▶ **WHAT YOU ARE ASKED TO DO**
Copy out every line from the records that includes "filters".

▶ **RECORDS SUPPLIED**

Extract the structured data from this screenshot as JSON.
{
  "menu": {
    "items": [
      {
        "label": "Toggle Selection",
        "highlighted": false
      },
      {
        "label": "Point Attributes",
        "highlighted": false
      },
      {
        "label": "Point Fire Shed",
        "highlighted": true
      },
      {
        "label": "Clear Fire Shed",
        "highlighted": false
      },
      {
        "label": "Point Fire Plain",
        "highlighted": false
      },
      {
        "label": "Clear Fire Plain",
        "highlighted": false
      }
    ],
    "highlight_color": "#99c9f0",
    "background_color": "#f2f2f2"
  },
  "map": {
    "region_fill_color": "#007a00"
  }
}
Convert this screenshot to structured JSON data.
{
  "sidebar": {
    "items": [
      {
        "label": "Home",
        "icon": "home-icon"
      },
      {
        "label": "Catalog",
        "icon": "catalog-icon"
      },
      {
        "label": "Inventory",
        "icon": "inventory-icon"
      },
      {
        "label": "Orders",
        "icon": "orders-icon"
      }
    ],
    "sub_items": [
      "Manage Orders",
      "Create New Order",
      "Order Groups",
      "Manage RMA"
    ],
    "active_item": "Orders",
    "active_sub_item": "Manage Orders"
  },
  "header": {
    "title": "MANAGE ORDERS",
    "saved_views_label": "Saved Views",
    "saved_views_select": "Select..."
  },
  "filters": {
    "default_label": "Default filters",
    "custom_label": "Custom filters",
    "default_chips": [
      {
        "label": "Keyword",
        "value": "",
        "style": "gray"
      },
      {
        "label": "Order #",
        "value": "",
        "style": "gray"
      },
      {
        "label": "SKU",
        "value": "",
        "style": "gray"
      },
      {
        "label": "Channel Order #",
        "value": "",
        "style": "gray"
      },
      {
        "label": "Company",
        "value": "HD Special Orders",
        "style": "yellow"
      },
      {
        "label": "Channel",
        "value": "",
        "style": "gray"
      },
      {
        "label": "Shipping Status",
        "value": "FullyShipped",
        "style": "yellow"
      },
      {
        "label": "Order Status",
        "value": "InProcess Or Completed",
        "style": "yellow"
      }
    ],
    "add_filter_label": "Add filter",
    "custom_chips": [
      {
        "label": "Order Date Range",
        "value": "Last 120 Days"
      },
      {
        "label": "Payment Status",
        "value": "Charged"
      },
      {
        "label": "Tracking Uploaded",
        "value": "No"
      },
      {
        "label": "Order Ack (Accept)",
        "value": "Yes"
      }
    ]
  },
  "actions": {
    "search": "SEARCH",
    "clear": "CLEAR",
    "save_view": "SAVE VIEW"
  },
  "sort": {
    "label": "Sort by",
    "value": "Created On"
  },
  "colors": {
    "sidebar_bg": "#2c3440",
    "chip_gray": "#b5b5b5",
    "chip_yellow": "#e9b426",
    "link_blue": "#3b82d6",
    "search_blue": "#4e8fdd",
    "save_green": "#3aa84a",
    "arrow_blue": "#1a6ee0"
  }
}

▶ **EXERCISE ANSWER**
  "filters": {
    "default_label": "Default filters",
    "custom_label": "Custom filters",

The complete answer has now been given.